Dawoodi Bohras are a sub-sect of Shia Islam, which is one of the two major denominations of Islam. The Dawoodi Bohras follow the Fatimid tradition of Shia Islam, which traces its origins back to the Prophet Muhammad’s cousin and son-in-law, Imam Ali, and his wife Fatima. The Dawoodi Bohras believe that the Prophet Muhammad designated Ali as his successor, and that the spiritual authority of the community rests with the Imam, who is considered infallible and divinely appointed.
The leader of the Dawoodi Bohra community is known as Al-Dai-Al-Mutlaq
The Dawoodi Bohra community is led by a spiritual leader known as Al-Dai-Al-Mutlaq, who is the highest religious authority for the community. The Al-Dai-Al-Mutlaq is responsible for guiding the community in all religious and temporal matters, including interpreting Islamic law and issuing fatwas (religious rulings). The position of Al-Dai-Al-Mutlaq has been passed down through a hereditary line for over four centuries, with the current and 53rd leader being Dr Syedna Mufaddal Saifuddin.
Over 1 million Dawoodi Bohras across the world

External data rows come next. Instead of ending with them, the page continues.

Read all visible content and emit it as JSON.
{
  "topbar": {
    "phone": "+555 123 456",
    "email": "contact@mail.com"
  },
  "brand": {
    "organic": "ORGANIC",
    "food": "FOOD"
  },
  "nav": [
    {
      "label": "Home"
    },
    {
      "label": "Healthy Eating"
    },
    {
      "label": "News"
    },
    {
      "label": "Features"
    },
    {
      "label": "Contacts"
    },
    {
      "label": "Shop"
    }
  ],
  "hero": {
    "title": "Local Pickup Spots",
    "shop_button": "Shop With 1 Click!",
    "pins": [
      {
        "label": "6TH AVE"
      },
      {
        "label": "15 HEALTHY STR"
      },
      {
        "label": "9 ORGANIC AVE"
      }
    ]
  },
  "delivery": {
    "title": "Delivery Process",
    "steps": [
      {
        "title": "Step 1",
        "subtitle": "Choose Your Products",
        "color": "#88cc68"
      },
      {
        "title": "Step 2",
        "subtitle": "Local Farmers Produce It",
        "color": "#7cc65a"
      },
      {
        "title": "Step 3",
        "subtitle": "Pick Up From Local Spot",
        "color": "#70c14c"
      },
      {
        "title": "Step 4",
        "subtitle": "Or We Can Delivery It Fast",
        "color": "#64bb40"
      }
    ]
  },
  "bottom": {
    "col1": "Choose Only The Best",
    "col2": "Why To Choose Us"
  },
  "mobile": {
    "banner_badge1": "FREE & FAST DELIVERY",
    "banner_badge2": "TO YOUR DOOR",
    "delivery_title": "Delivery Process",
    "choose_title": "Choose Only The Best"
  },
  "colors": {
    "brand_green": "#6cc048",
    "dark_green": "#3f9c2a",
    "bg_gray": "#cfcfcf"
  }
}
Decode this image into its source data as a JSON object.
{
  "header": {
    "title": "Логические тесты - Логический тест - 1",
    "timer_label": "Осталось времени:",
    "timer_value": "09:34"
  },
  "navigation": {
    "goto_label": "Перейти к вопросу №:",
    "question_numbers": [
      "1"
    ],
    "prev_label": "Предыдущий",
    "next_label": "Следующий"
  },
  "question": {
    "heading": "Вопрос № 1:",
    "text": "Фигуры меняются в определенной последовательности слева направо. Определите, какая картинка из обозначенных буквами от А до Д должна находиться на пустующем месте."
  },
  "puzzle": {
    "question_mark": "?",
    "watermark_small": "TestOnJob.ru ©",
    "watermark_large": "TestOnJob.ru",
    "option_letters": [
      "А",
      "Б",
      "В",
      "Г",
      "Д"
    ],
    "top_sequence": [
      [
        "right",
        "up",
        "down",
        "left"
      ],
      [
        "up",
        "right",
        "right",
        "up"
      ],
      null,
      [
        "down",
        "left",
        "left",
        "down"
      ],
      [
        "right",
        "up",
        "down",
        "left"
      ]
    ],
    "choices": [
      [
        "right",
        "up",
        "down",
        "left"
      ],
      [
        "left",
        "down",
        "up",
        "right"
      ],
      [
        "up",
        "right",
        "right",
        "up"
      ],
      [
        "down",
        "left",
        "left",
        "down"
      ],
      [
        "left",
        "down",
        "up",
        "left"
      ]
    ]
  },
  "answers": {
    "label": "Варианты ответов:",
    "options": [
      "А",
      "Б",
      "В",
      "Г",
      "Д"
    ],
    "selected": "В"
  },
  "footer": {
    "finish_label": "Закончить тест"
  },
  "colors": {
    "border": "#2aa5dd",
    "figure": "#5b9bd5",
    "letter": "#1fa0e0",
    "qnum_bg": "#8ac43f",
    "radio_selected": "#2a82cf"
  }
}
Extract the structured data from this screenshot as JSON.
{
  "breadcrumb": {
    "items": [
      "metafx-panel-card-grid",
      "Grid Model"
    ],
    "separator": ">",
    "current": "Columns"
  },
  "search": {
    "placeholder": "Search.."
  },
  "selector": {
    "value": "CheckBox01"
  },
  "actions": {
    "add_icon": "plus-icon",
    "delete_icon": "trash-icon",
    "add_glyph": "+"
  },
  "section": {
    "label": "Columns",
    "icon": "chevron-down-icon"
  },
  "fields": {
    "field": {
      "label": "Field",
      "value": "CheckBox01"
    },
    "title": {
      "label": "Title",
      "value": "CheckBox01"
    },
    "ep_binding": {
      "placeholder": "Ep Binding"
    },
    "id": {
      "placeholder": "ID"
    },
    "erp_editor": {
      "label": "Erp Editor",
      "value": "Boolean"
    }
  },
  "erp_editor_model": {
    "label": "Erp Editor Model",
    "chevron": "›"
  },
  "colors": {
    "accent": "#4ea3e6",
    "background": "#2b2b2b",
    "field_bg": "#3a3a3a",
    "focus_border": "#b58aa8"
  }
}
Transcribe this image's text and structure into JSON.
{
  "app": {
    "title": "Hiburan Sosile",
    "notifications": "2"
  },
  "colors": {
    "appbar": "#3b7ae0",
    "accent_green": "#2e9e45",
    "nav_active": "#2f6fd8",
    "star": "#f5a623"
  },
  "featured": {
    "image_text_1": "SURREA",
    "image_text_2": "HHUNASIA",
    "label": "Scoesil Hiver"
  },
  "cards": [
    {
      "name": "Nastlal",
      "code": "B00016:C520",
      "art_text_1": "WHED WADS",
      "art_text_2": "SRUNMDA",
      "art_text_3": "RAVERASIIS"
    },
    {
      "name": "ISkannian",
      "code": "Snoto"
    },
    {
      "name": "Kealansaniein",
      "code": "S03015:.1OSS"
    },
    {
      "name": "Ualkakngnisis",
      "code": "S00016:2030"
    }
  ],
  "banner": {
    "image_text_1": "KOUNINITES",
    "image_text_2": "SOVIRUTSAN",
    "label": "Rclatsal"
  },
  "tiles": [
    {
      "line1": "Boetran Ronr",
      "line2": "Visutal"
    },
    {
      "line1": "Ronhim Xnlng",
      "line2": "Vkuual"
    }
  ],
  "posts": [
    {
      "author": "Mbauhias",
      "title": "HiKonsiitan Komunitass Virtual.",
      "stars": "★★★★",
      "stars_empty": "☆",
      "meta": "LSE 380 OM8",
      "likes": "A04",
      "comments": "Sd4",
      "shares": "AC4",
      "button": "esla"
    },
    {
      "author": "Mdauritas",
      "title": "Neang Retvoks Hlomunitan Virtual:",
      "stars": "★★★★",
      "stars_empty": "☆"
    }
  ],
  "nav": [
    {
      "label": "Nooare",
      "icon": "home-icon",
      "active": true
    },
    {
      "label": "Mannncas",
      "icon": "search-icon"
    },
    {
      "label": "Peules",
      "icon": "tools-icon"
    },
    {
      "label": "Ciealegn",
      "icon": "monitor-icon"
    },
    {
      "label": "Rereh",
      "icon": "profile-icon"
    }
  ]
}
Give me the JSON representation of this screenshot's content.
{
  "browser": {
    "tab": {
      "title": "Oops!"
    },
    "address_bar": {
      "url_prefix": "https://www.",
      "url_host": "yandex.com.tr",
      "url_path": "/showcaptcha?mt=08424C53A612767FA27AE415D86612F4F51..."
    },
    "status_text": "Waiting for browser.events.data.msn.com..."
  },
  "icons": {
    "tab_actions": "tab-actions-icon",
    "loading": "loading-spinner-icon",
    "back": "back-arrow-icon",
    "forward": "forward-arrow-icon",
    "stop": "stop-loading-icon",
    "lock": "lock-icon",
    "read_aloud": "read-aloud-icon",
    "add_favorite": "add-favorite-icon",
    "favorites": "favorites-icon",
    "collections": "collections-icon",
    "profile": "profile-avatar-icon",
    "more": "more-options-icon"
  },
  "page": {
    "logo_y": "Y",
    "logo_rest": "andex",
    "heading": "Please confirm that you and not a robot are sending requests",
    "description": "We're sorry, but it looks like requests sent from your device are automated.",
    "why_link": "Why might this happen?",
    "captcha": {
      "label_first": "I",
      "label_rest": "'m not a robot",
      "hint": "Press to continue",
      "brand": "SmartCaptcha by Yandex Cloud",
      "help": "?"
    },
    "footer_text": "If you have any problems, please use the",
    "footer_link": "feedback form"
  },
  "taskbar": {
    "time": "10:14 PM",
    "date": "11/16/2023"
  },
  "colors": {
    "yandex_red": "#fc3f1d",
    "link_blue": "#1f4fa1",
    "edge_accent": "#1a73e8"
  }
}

Dawoodi Bohras are a global community, with members residing in countries around the world, including India, Pakistan, Yemen, East Africa, the United States, and the United Kingdom. The community is estimated to have over 1 million members worldwide, with the majority living in India. Despite being a minority within the larger Muslim community, the Dawoodi Bohras have a distinctive cultural and religious identity that sets them apart from other Shia and Sunni Muslims.
The challenge to the constitutional validity of the practice of excommunication in the Dawoodi Bohra community
Excommunication is the practice of excluding certain members from the community, typically by not allowing them access to a mosque or a burial ground. The Dawoodi Bohra community has been criticized for its practice of excommunication, which is seen as a violation of individual rights and religious freedom. The challenge to the constitutional validity of the practice of excommunication in the Dawoodi Bohra community was recently referred to a 9-judge bench by a 5-judge Constitution Bench of the Supreme Court of India.
The 9-judge bench was set up to review the 2018 Sabarimala judgment, which dealt with the issue of gender discrimination in the entry of women into the Sabarimala temple in Kerala. The reference to the 9-judge bench in the Dawoodi Bohra case is significant because it will allow the court to review the constitutional validity of the practice of excommunication in the context of the larger issue of religious freedom and individual rights.